The team behind the course have put in an incredible amount of time and research to make sure there are no gaps in the training and that each week’s topics tested by a quiz which the students do under timed conditions. The weekly tutorials are optional but are at the same time every Wednesday evening on Zoom. If a student is unable to watch a tutorial in real time a YouTube video of it is available to watch the next day. The tutorial is also supported by a power point presentation and this also available as a PDF to download the next day. 

At the end of the course, the student is expected to have a go at several Mock exams similarly structured to the ones set by the RSGB. It is the tutor’s job to supply the students with worked answers for all the quizzes and mock exams after they have been submitted and to help them with any queries they may have on the questions or course material.
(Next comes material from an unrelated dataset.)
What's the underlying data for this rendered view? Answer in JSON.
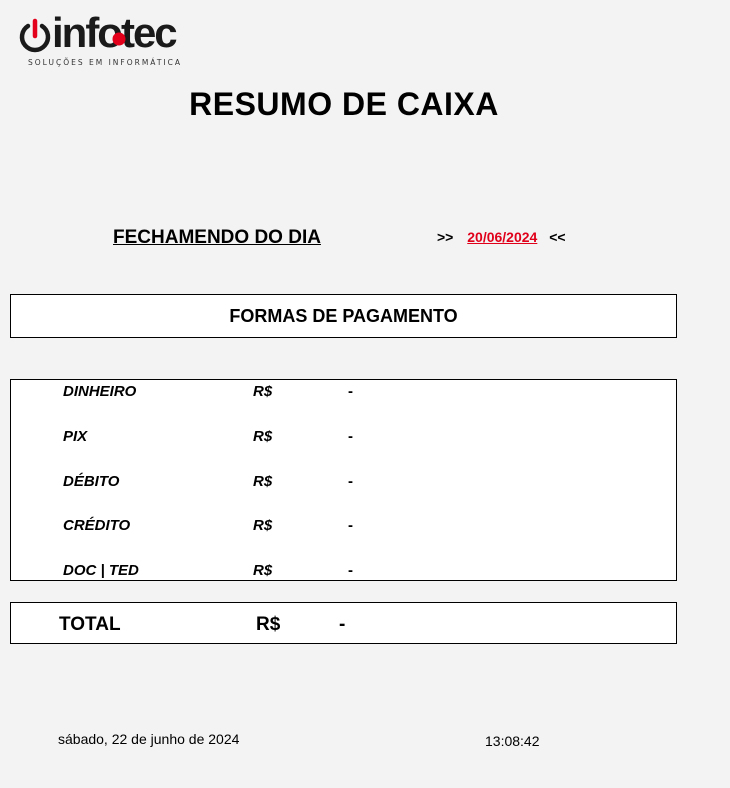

The tutor also keeps in contact with the student over his progress and will chivvy them along if they fall behind.

The BBDL Intermediate course runs for 19 weeks and the Full course runs for 20 weeks. Both of these courses call for a serious commitment from the student. In addition to the 2 hour weekly tutorial, you will need to spend another 2 to 4 hours studying each week’s material, preparing for and doing the weekly quiz.

https://www.wythallradioclub.co.uk/?page_id=13341&preview=true

 

YOU WILL FIND THE ARTICLE IN THE LIBRARY/ARTICLEOF THE WEBSITE OR THROUGH THE URL LINK ABOVE